→ Exercise: Below are records; work out how many of their lines contain the word "create" and reply with the number only.

[Recorded data]
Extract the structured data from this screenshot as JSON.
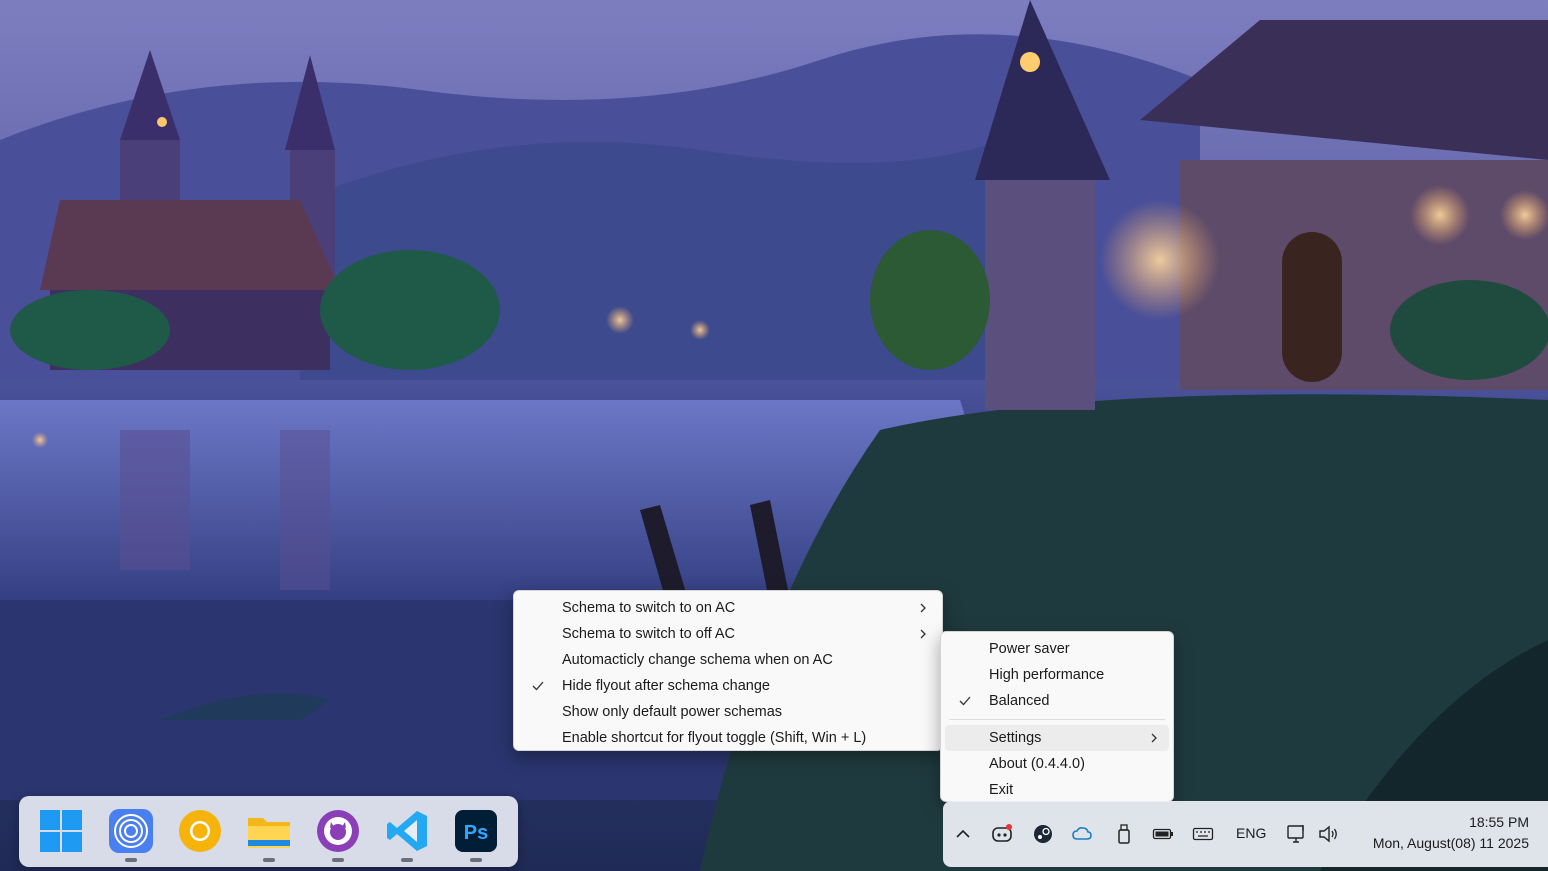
{
  "settings_menu": {
    "items": [
      {
        "label": "Schema to switch to on AC",
        "checked": false,
        "submenu": true
      },
      {
        "label": "Schema to switch to off AC",
        "checked": false,
        "submenu": true
      },
      {
        "label": "Automacticly change schema when on AC",
        "checked": false,
        "submenu": false
      },
      {
        "label": "Hide flyout after schema change",
        "checked": true,
        "submenu": false
      },
      {
        "label": "Show only default power schemas",
        "checked": false,
        "submenu": false
      },
      {
        "label": "Enable shortcut for flyout toggle (Shift, Win + L)",
        "checked": false,
        "submenu": false
      }
    ]
  },
  "tray_menu": {
    "power_schemas": [
      {
        "label": "Power saver",
        "checked": false
      },
      {
        "label": "High performance",
        "checked": false
      },
      {
        "label": "Balanced",
        "checked": true
      }
    ],
    "settings_label": "Settings",
    "about_label": "About (0.4.4.0)",
    "exit_label": "Exit"
  },
  "taskbar": {
    "apps": [
      {
        "name": "start-button",
        "icon": "windows-logo"
      },
      {
        "name": "app-circles",
        "icon": "concentric-circles-icon"
      },
      {
        "name": "chrome-canary",
        "icon": "chrome-icon"
      },
      {
        "name": "file-explorer",
        "icon": "folder-icon"
      },
      {
        "name": "github-desktop",
        "icon": "github-icon"
      },
      {
        "name": "vscode",
        "icon": "vscode-icon"
      },
      {
        "name": "photoshop",
        "icon": "photoshop-icon",
        "text": "Ps"
      }
    ],
    "language": "ENG",
    "time": "18:55 PM",
    "date": "Mon, August(08) 11 2025"
  },
  "colors": {
    "menu_bg": "#f9f9f9",
    "taskbar_bg": "#e8ecf5",
    "vscode_blue": "#23a8f2",
    "photoshop_bg": "#001e36",
    "photoshop_text": "#31a8ff"
  }
}
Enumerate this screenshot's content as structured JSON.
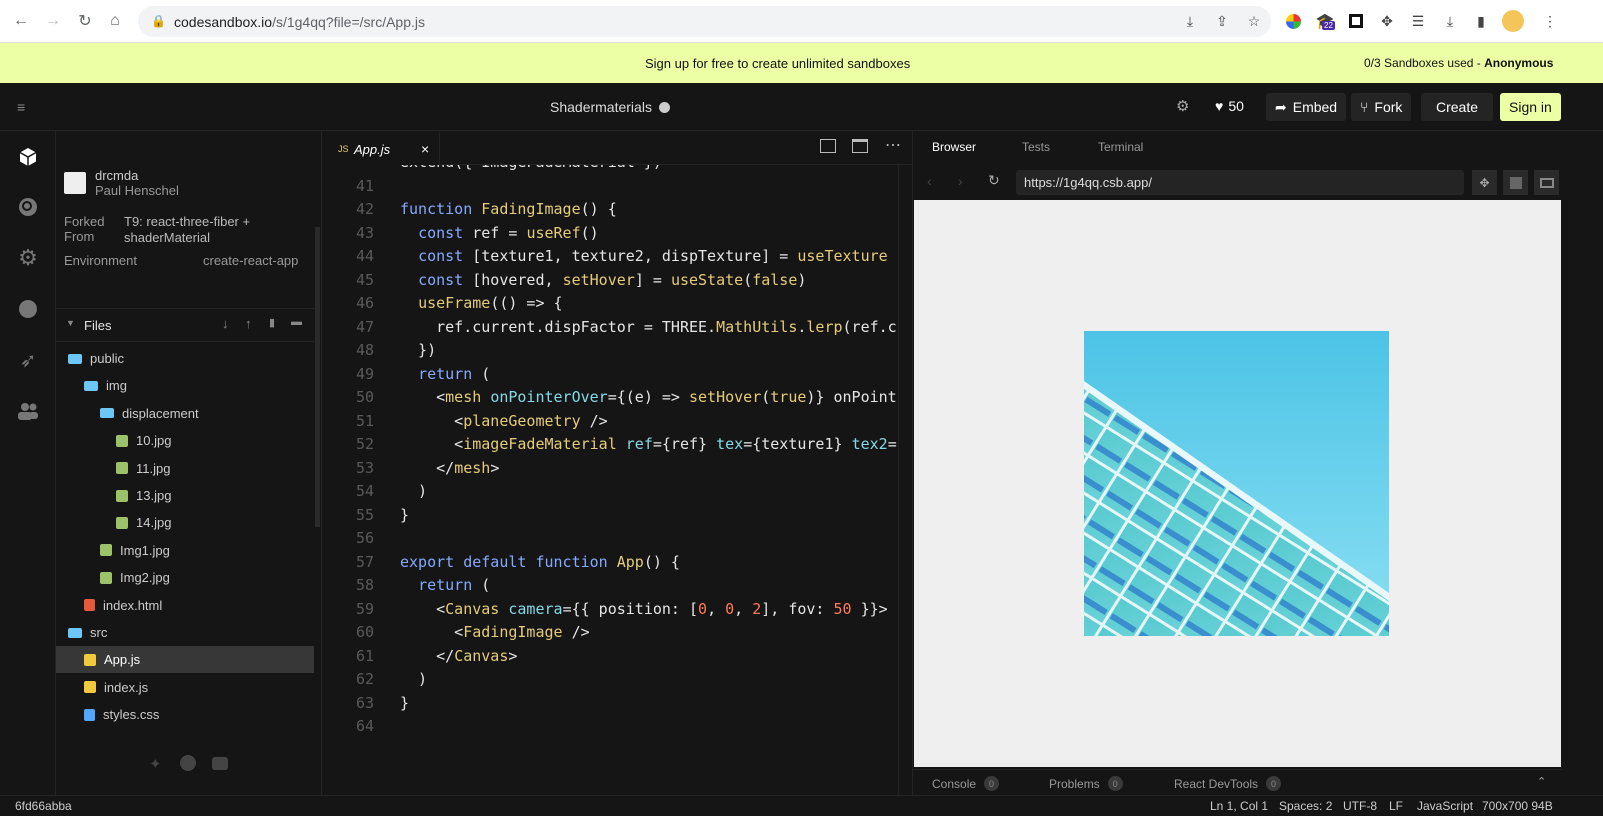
{
  "browser": {
    "url_host": "codesandbox.io",
    "url_path": "/s/1g4qq?file=/src/App.js",
    "extension_badge": "22"
  },
  "banner": {
    "message": "Sign up for free to create unlimited sandboxes",
    "usage": "0/3 Sandboxes used - ",
    "user": "Anonymous"
  },
  "header": {
    "title": "Shadermaterials",
    "likes": "50",
    "embed": "Embed",
    "fork": "Fork",
    "create": "Create",
    "signin": "Sign in"
  },
  "sidebar": {
    "author_handle": "drcmda",
    "author_name": "Paul Henschel",
    "forked_label": "Forked From",
    "forked_from_1": "T9: react-three-fiber +",
    "forked_from_2": "shaderMaterial",
    "env_label": "Environment",
    "env_value": "create-react-app",
    "files_label": "Files",
    "files": [
      {
        "name": "public",
        "type": "folder"
      },
      {
        "name": "img",
        "type": "folder"
      },
      {
        "name": "displacement",
        "type": "folder"
      },
      {
        "name": "10.jpg",
        "type": "image"
      },
      {
        "name": "11.jpg",
        "type": "image"
      },
      {
        "name": "13.jpg",
        "type": "image"
      },
      {
        "name": "14.jpg",
        "type": "image"
      },
      {
        "name": "Img1.jpg",
        "type": "image"
      },
      {
        "name": "Img2.jpg",
        "type": "image"
      },
      {
        "name": "index.html",
        "type": "html"
      },
      {
        "name": "src",
        "type": "folder"
      },
      {
        "name": "App.js",
        "type": "js"
      },
      {
        "name": "index.js",
        "type": "js"
      },
      {
        "name": "styles.css",
        "type": "css"
      }
    ]
  },
  "editor": {
    "tab_label": "App.js",
    "tab_lang": "JS",
    "lines": [
      {
        "n": "",
        "text": "extend({ ImageFadeMaterial })"
      },
      {
        "n": "41",
        "text": ""
      },
      {
        "n": "42",
        "text": "function FadingImage() {"
      },
      {
        "n": "43",
        "text": "  const ref = useRef()"
      },
      {
        "n": "44",
        "text": "  const [texture1, texture2, dispTexture] = useTexture"
      },
      {
        "n": "45",
        "text": "  const [hovered, setHover] = useState(false)"
      },
      {
        "n": "46",
        "text": "  useFrame(() => {"
      },
      {
        "n": "47",
        "text": "    ref.current.dispFactor = THREE.MathUtils.lerp(ref.c"
      },
      {
        "n": "48",
        "text": "  })"
      },
      {
        "n": "49",
        "text": "  return ("
      },
      {
        "n": "50",
        "text": "    <mesh onPointerOver={(e) => setHover(true)} onPoint"
      },
      {
        "n": "51",
        "text": "      <planeGeometry />"
      },
      {
        "n": "52",
        "text": "      <imageFadeMaterial ref={ref} tex={texture1} tex2="
      },
      {
        "n": "53",
        "text": "    </mesh>"
      },
      {
        "n": "54",
        "text": "  )"
      },
      {
        "n": "55",
        "text": "}"
      },
      {
        "n": "56",
        "text": ""
      },
      {
        "n": "57",
        "text": "export default function App() {"
      },
      {
        "n": "58",
        "text": "  return ("
      },
      {
        "n": "59",
        "text": "    <Canvas camera={{ position: [0, 0, 2], fov: 50 }}>"
      },
      {
        "n": "60",
        "text": "      <FadingImage />"
      },
      {
        "n": "61",
        "text": "    </Canvas>"
      },
      {
        "n": "62",
        "text": "  )"
      },
      {
        "n": "63",
        "text": "}"
      },
      {
        "n": "64",
        "text": ""
      }
    ]
  },
  "preview": {
    "tabs": [
      "Browser",
      "Tests",
      "Terminal"
    ],
    "address": "https://1g4qq.csb.app/",
    "bottom_tabs": [
      {
        "label": "Console",
        "count": "0"
      },
      {
        "label": "Problems",
        "count": "0"
      },
      {
        "label": "React DevTools",
        "count": "0"
      }
    ]
  },
  "status": {
    "commit": "6fd66abba",
    "position": "Ln 1, Col 1",
    "spaces": "Spaces: 2",
    "encoding": "UTF-8",
    "eol": "LF",
    "language": "JavaScript",
    "dimensions": "700x700 94B"
  },
  "colors": {
    "banner_bg": "#edffa5",
    "signin_bg": "#edffa5",
    "folder": "#6cc7f6",
    "js_icon": "#f0c93d",
    "html_icon": "#e55a3b",
    "css_icon": "#52a8ff",
    "image_icon": "#9bc26a"
  }
}
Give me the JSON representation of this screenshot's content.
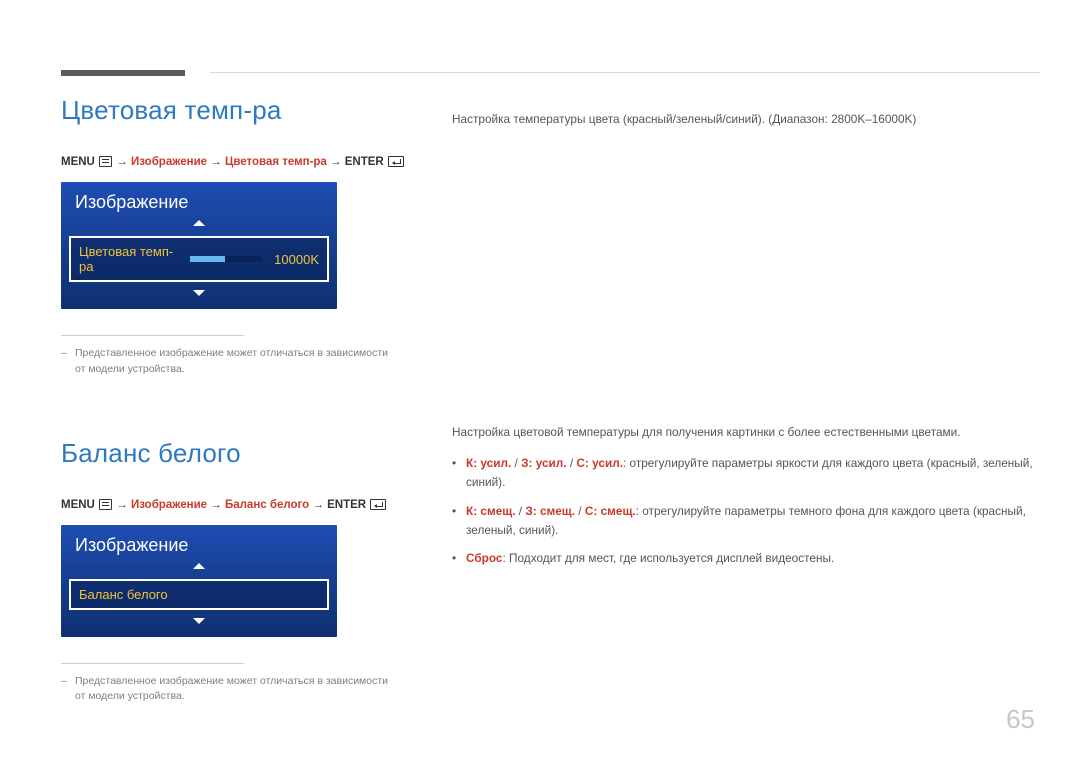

→ Answer to the problem: 3